For the past few weeks there has been increasing speculation about the contents of a rumoured Residence Based Taxation proposal from Congressman George Holding’s office. Democrats Abroad reported that they had seen the proposal. Then Republicans Overseas were also on board. And, over on the American Expatriates Facebook Group, Keith Redmond reported on a meeting held at the offices of Americans for Tax Reform to discuss the proposal. It has been great to see such broad-based support for this much-needed reform. Continue reading “Residence Based Taxation Proposal”
In January, John Richardson and I recorded a conversation about the “Transition” tax that was part of US tax reform. John’s post introducing the videos is here: U.S. Tax Reform and the “nonresident” corporation owner: Does the Sec. 965 transition tax apply?
The transition tax is the provision in the tax reform bill that concerned us so much when it was introduced that we posted a Call to Action! In short, when applied to an Australian-resident US taxpayer, the transition tax asserts the right of the US to reach inside an Australian corporation and tax previously earned active business income just because a majority of the company is owned by “US Shareholders”. This is a major departure from prior law, and calendar-year taxpayers were given not much more than a week from the date the law was signed to the end of the tax year in which this new tax would be applied – certainly not enough time to understand the new law, let alone plan to avoid the inherent double taxation. Furthermore, in all of the hearings on the bill, not one Representative or Senator mentioned anything about the applicability of this provision to corporations owned by tax-residents of other countries, for whom the idea of “repatriating” profits to the U.S. is not only absurd, but also a drain on the economy of the country they call home.
We are all disappointed that the Tax Cuts and Jobs Act (HR 1) currently before Congress does not contain relief for non-resident citizens. But it could even make things worse! The current legislative versions of the bill (both House and Senate) are poorly drafted and could be interpreted to harm individual shareholders of “controlled foreign corporations,” including small businesses owned by non-US resident Americans (even though this is clearly not the intent of Congress).

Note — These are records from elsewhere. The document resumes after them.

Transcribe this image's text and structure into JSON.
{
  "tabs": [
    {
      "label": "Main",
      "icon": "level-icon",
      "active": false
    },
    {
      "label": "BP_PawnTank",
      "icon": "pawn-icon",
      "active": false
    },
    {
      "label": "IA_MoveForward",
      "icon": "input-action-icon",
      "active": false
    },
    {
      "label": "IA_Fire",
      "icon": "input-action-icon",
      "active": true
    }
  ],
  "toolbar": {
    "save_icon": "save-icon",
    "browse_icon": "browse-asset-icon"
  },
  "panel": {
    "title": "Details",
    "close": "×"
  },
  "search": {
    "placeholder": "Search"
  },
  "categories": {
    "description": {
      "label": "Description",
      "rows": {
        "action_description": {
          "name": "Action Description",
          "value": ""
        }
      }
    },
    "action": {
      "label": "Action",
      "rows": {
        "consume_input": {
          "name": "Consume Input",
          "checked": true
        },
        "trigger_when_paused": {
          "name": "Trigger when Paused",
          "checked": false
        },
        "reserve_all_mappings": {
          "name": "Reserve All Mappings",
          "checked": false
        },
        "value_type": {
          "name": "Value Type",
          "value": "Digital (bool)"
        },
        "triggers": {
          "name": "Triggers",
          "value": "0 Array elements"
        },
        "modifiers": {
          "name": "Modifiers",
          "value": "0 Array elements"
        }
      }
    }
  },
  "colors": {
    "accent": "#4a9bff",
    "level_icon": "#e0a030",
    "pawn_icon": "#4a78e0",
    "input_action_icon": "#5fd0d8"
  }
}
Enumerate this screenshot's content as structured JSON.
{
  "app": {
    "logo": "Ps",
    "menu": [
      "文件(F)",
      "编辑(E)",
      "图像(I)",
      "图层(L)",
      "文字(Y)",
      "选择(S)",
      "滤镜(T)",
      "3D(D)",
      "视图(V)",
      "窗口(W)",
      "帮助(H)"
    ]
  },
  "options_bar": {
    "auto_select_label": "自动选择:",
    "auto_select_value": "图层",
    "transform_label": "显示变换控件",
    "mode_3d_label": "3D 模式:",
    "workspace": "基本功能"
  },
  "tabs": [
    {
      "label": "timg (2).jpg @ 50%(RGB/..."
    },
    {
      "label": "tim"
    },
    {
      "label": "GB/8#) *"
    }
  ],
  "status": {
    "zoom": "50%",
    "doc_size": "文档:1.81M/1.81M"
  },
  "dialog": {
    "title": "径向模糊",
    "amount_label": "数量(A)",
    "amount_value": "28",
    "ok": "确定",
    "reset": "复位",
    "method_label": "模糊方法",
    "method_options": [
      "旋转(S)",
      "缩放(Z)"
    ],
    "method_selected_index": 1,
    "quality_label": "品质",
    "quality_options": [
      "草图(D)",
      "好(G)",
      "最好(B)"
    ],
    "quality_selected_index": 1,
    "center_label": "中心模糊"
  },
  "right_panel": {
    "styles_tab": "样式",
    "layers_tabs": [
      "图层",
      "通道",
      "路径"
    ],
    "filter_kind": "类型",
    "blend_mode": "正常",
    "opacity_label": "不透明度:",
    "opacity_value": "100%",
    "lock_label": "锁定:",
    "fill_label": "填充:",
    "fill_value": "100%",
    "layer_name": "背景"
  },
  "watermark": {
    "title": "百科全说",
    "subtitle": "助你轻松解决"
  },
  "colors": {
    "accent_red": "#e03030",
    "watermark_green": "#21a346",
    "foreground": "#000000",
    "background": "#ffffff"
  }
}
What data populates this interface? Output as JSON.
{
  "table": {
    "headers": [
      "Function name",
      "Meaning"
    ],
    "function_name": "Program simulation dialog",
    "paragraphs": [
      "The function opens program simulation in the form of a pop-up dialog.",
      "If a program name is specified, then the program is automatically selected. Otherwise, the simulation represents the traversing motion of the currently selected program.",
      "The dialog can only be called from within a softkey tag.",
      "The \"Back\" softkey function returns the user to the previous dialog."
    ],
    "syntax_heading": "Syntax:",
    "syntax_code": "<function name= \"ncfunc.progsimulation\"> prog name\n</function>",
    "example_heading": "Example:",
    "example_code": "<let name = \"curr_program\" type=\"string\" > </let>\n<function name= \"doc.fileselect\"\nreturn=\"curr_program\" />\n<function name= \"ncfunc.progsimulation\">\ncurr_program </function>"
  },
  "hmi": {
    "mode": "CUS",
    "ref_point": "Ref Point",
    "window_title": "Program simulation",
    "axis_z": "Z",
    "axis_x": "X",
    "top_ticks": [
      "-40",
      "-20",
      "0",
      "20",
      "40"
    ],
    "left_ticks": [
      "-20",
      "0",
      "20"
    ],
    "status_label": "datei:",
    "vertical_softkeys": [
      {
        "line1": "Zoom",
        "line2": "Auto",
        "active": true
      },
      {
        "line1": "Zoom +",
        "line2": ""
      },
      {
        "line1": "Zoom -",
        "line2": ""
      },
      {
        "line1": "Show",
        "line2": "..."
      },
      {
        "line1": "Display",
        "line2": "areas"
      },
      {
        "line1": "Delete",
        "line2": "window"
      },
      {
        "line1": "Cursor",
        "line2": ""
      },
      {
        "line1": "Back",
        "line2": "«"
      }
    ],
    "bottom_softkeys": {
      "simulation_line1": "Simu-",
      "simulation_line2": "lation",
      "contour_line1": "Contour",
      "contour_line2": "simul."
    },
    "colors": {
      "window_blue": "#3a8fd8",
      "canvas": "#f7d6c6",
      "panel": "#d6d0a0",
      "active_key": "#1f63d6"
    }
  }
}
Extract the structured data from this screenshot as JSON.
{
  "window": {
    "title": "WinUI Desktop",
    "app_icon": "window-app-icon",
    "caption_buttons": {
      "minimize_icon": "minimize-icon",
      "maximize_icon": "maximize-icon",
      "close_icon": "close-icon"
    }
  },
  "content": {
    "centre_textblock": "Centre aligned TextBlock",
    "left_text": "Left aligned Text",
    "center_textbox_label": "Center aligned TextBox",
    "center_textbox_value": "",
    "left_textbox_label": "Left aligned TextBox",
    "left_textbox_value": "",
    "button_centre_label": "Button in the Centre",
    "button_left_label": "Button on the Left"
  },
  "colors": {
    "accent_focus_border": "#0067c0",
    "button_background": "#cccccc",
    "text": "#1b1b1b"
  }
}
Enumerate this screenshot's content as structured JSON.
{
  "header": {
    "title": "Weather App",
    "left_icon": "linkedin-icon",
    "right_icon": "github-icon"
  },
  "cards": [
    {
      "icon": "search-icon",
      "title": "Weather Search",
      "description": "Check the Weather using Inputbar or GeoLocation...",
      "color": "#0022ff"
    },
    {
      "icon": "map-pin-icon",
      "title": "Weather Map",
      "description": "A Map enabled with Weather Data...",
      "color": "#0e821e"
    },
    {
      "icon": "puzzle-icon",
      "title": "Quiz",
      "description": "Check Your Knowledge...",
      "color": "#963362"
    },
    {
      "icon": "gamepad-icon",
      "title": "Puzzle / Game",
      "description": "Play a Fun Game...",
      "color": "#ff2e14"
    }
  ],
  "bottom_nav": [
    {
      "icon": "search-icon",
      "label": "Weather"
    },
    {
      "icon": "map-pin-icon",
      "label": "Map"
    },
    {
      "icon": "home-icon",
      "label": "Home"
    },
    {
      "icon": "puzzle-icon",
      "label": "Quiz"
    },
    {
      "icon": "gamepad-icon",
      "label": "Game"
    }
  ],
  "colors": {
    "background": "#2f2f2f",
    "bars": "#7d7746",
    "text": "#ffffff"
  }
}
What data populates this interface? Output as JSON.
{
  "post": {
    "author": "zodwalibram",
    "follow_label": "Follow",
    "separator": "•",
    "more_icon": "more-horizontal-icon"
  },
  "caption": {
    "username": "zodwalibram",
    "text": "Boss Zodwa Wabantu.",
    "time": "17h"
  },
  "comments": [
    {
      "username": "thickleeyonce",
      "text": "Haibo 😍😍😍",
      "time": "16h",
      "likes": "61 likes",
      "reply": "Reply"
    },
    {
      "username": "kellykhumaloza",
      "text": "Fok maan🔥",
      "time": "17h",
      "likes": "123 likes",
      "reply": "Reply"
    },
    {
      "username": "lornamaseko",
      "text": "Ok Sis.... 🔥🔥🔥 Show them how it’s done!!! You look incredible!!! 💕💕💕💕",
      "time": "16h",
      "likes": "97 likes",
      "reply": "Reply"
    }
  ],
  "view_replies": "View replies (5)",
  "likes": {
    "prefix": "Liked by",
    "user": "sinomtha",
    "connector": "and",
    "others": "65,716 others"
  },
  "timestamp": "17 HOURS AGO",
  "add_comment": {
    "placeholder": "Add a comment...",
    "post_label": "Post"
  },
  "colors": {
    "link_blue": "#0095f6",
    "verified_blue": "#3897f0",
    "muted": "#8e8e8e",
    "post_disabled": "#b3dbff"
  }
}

It is time to contact our Australian elected representatives to make them aware of the potential extraterritorial reach of this harmful provision. The Steering Committee of Fix the Tax Treaty! has sent an open letter to Prime Minister Malcolm Turnbull, Treasurer Scott Morrison, and Foreign Minister Julie Bishop outlining why Australia should be interested in this issue and what Australia can do to mitigate the potential harm.